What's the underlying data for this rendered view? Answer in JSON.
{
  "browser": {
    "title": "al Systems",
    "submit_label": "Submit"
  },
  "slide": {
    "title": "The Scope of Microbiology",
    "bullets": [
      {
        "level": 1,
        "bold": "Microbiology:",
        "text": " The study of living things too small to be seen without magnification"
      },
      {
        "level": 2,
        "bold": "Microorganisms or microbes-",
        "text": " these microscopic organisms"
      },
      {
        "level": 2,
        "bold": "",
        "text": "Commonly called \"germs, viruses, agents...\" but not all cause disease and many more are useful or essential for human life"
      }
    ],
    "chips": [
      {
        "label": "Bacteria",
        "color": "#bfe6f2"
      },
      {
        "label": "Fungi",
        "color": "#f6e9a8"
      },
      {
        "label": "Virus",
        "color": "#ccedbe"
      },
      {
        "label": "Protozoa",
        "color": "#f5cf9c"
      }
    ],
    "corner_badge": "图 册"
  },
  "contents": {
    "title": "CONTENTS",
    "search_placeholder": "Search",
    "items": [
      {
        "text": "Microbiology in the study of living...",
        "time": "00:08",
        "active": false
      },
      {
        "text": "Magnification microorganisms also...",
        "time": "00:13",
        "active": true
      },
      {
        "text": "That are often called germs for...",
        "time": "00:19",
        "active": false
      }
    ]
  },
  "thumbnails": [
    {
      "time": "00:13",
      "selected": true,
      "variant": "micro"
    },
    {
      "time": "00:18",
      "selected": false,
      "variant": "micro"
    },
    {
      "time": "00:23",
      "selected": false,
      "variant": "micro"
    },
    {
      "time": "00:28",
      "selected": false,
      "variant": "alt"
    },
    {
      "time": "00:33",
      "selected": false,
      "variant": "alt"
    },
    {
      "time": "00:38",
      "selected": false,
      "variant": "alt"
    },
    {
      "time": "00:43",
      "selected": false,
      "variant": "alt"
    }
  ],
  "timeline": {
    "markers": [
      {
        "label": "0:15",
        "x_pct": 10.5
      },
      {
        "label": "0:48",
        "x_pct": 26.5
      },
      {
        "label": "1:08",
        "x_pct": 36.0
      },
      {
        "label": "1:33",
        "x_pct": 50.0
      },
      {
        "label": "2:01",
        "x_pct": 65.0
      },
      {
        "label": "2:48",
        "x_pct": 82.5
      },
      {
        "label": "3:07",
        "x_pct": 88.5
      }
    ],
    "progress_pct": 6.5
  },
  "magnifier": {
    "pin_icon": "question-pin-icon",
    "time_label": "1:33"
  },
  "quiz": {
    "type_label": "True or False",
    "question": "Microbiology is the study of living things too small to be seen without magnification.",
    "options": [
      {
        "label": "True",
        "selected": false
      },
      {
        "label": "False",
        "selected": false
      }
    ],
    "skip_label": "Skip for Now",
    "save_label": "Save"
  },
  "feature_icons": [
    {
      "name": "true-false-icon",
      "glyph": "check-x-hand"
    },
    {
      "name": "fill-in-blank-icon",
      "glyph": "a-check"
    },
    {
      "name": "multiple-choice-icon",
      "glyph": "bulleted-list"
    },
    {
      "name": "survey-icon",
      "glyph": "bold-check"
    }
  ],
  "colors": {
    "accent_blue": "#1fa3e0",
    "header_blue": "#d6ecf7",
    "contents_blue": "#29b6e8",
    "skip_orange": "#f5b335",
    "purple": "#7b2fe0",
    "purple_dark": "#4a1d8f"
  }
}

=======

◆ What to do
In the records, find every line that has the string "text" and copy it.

◆ Response for this exercise
        "text": " The study of living things too small to be seen without magnification"
        "text": " these microscopic organisms"
        "text": "Commonly called \"germs, viruses, agents...\" but not all cause disease and many more are useful or essential for human life"
        "text": "Microbiology in the study of living...",
        "text": "Magnification microorganisms also...",
        "text": "That are often called germs for...",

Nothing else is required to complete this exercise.